On April 1, 2019, Justice Guylène Beaugé of the Superior Court of Québec dismissed a suit brought by two insureds (the Insureds) against their insurer, Promutuel Boréale (Promutuel) and allowed the latter’s counterclaim. The Superior Court of Québec’s decision in Miller v. Promutuel Boréale, société mutuelle d'assurances générales1 is relevant for several reasons, particularly because it underscores the significant and sometimes misunderstood consequences arising from a breach of warranty.
Context and nature of the warranty
In 2007, the Insureds acquired an inn located in Val-Morin in order to operate a bed and breakfast.2 In 2008, they took out a comprehensive home insurance policy with Promutuel, which was renewed annually.3 In 2010, after the inn was inspected, Promutuel required its Insureds to take certain corrective measures to secure a wood-burning stove.4 In the following days, one of the Insureds confirmed her undertaking by completing the form provided by Promutuel for this purpose.5
In 2014, the inn was destroyed by a fire that broke out when one of the Insureds was testing a camp stove in the inn basement6. After the fire, Promutuel refused to compensate its Insureds, considering that they had breached the warranty to secure the wood-burning stove and that the fire was a result of their intentional negligence.7 The Insureds instituted proceedings against Promutuel. Promutuel filed a counterclaim suing its Insureds for, among other things, amounts it paid to their mortgage creditor after the fire.8
Breach of warranty and suspension of fire insurance
The Court defined the warranty as (art. 2412 C.C.Q) "[translation] consisting of a promise by the insured to take well-defined actions to reduce the risk."9 The Court then addressed the Insureds’ arguments that they could not be in breach of this warranty because they had not signed Promutuel’s form and the corrective measures had not been set out in a rider.10

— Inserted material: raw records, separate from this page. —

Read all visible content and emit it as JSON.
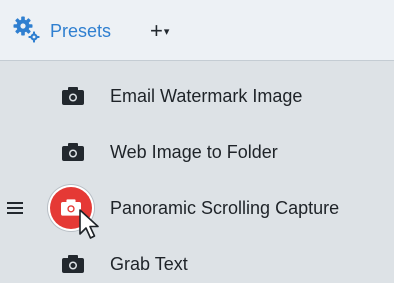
{
  "header": {
    "presets_label": "Presets",
    "add_label": "+",
    "add_caret": "▾",
    "icon": "gear-icon"
  },
  "presets": [
    {
      "label": "Email Watermark Image",
      "icon": "camera-icon",
      "active": false
    },
    {
      "label": "Web Image to Folder",
      "icon": "camera-icon",
      "active": false
    },
    {
      "label": "Panoramic Scrolling Capture",
      "icon": "camera-icon",
      "active": true
    },
    {
      "label": "Grab Text",
      "icon": "camera-icon",
      "active": false
    }
  ],
  "colors": {
    "accent": "#2f7fd0",
    "record": "#e53935",
    "panel": "#dde2e6",
    "header": "#edf1f5"
  }
}
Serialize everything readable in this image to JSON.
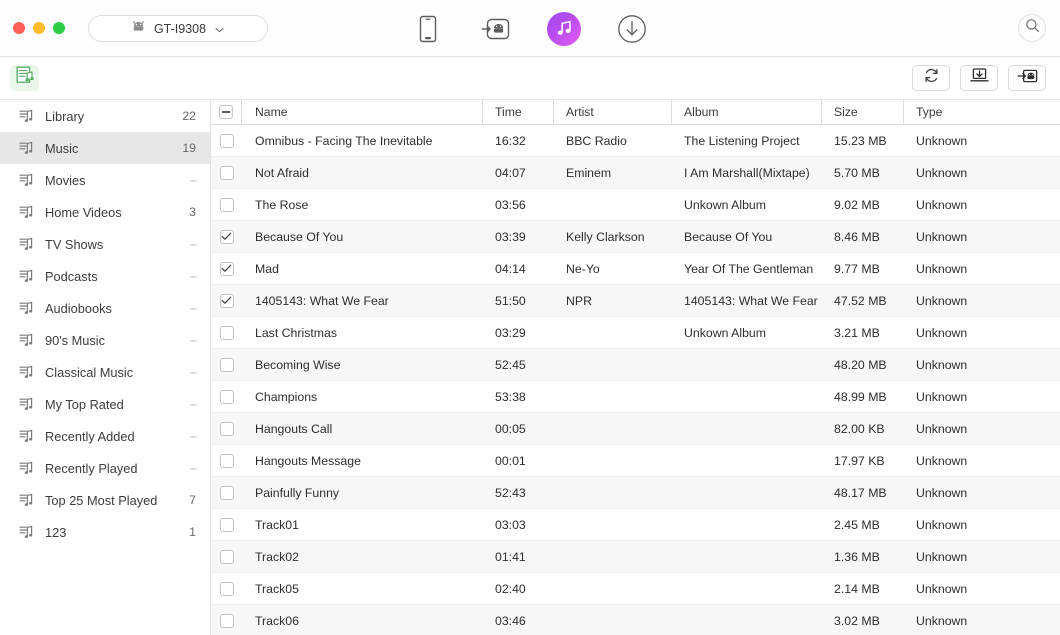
{
  "window": {
    "traffic_lights": [
      "close",
      "minimize",
      "maximize"
    ],
    "colors": {
      "close": "#ff5f57",
      "minimize": "#febc2e",
      "maximize": "#2ace42",
      "accent": "#b44bf0",
      "selected_row": "#e7e7e7"
    }
  },
  "device": {
    "name": "GT-I9308",
    "icon": "android-robot-icon",
    "chevron": "chevron-down-icon"
  },
  "tabs": [
    {
      "id": "device",
      "icon": "phone-icon",
      "active": false
    },
    {
      "id": "transfer",
      "icon": "transfer-to-android-icon",
      "active": false
    },
    {
      "id": "music",
      "icon": "music-note-icon",
      "active": true
    },
    {
      "id": "download",
      "icon": "download-circle-icon",
      "active": false
    }
  ],
  "search": {
    "icon": "search-icon"
  },
  "subtoolbar": {
    "playlist_tab_icon": "playlist-icon",
    "actions": [
      {
        "id": "refresh",
        "icon": "refresh-icon"
      },
      {
        "id": "export-to-computer",
        "icon": "export-to-computer-icon"
      },
      {
        "id": "export-to-device",
        "icon": "export-to-device-icon"
      }
    ]
  },
  "sidebar": {
    "items": [
      {
        "label": "Library",
        "count": "22",
        "selected": false
      },
      {
        "label": "Music",
        "count": "19",
        "selected": true
      },
      {
        "label": "Movies",
        "count": "--",
        "selected": false
      },
      {
        "label": "Home Videos",
        "count": "3",
        "selected": false
      },
      {
        "label": "TV Shows",
        "count": "--",
        "selected": false
      },
      {
        "label": "Podcasts",
        "count": "--",
        "selected": false
      },
      {
        "label": "Audiobooks",
        "count": "--",
        "selected": false
      },
      {
        "label": "90's Music",
        "count": "--",
        "selected": false
      },
      {
        "label": "Classical Music",
        "count": "--",
        "selected": false
      },
      {
        "label": "My Top Rated",
        "count": "--",
        "selected": false
      },
      {
        "label": "Recently Added",
        "count": "--",
        "selected": false
      },
      {
        "label": "Recently Played",
        "count": "--",
        "selected": false
      },
      {
        "label": "Top 25 Most Played",
        "count": "7",
        "selected": false
      },
      {
        "label": "123",
        "count": "1",
        "selected": false
      }
    ]
  },
  "table": {
    "select_all_state": "indeterminate",
    "columns": [
      "Name",
      "Time",
      "Artist",
      "Album",
      "Size",
      "Type"
    ],
    "rows": [
      {
        "checked": false,
        "name": "Omnibus - Facing The Inevitable",
        "time": "16:32",
        "artist": "BBC Radio",
        "album": "The Listening Project",
        "size": "15.23 MB",
        "type": "Unknown"
      },
      {
        "checked": false,
        "name": "Not Afraid",
        "time": "04:07",
        "artist": "Eminem",
        "album": "I Am Marshall(Mixtape)",
        "size": "5.70 MB",
        "type": "Unknown"
      },
      {
        "checked": false,
        "name": "The Rose",
        "time": "03:56",
        "artist": "",
        "album": "Unkown Album",
        "size": "9.02 MB",
        "type": "Unknown"
      },
      {
        "checked": true,
        "name": "Because Of You",
        "time": "03:39",
        "artist": "Kelly Clarkson",
        "album": "Because Of You",
        "size": "8.46 MB",
        "type": "Unknown"
      },
      {
        "checked": true,
        "name": "Mad",
        "time": "04:14",
        "artist": "Ne-Yo",
        "album": "Year Of The Gentleman",
        "size": "9.77 MB",
        "type": "Unknown"
      },
      {
        "checked": true,
        "name": "1405143: What We Fear",
        "time": "51:50",
        "artist": "NPR",
        "album": "1405143: What We Fear",
        "size": "47.52 MB",
        "type": "Unknown"
      },
      {
        "checked": false,
        "name": "Last Christmas",
        "time": "03:29",
        "artist": "",
        "album": "Unkown Album",
        "size": "3.21 MB",
        "type": "Unknown"
      },
      {
        "checked": false,
        "name": "Becoming Wise",
        "time": "52:45",
        "artist": "",
        "album": "",
        "size": "48.20 MB",
        "type": "Unknown"
      },
      {
        "checked": false,
        "name": "Champions",
        "time": "53:38",
        "artist": "",
        "album": "",
        "size": "48.99 MB",
        "type": "Unknown"
      },
      {
        "checked": false,
        "name": "Hangouts Call",
        "time": "00:05",
        "artist": "",
        "album": "",
        "size": "82.00 KB",
        "type": "Unknown"
      },
      {
        "checked": false,
        "name": "Hangouts Message",
        "time": "00:01",
        "artist": "",
        "album": "",
        "size": "17.97 KB",
        "type": "Unknown"
      },
      {
        "checked": false,
        "name": "Painfully Funny",
        "time": "52:43",
        "artist": "",
        "album": "",
        "size": "48.17 MB",
        "type": "Unknown"
      },
      {
        "checked": false,
        "name": "Track01",
        "time": "03:03",
        "artist": "",
        "album": "",
        "size": "2.45 MB",
        "type": "Unknown"
      },
      {
        "checked": false,
        "name": "Track02",
        "time": "01:41",
        "artist": "",
        "album": "",
        "size": "1.36 MB",
        "type": "Unknown"
      },
      {
        "checked": false,
        "name": "Track05",
        "time": "02:40",
        "artist": "",
        "album": "",
        "size": "2.14 MB",
        "type": "Unknown"
      },
      {
        "checked": false,
        "name": "Track06",
        "time": "03:46",
        "artist": "",
        "album": "",
        "size": "3.02 MB",
        "type": "Unknown"
      }
    ]
  }
}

The Court dismissed these arguments. In the Court’s opinion, "[translation] the warranty does not require any formality" and "[translation] does not need to be added in a rider in order to be valid."11 In fact, according to the Court, it is only when the warranty is stipulated in a rider that its signature becomes necessary.12 Discussing the consequence of a breach of warranty (i.e. the suspension of coverage as per art. 2412 C.C.Q), the Court emphasized that this consequence works against the co-insureds, "[translation] even if they are unaware of the existence of a warranty or of a failure to comply therewith."13
Believing the Insureds had falsely represented to Promutuel that the wood-burning stove had been sealed and that they had failed to comply with the warranty, the Court ordered that the fire insurance coverage be suspended, even if the wood-burning stove was not the source of the fire.14
The Insureds’ intentional negligence
Although the Court’s conclusion on the issue of the breach of warranty was enough to seal the fate of the Insureds’ recourse, the Court nevertheless addressed the issue of the Insureds’ intentional negligence.
On the basis of a preponderance of evidence and serious, precise and concordant presumptions, the Court concluded that the preposterous and unlikely explanations of the Insureds, struggling with financial problems and unable to sell the inn, could lead to only one conclusion; that the fire was a result of their intentional actions.15 This entails the loss of their right to indemnity (art. 2464 and 2472 C.C.Q).16
This decision emphasizes the serious sanction resulting from breach of warranty, namely suspension of the coverage at issue, in this case, fire insurance coverage. There does not need to be a link between the occurrence of the damage and the breach of warranty. In fact, in terms of warranty, the insurer does not have to demonstrate that the damage would not have occurred if the warranty had been complied with.17 However, the warranty must remain relevant to the risk considered.18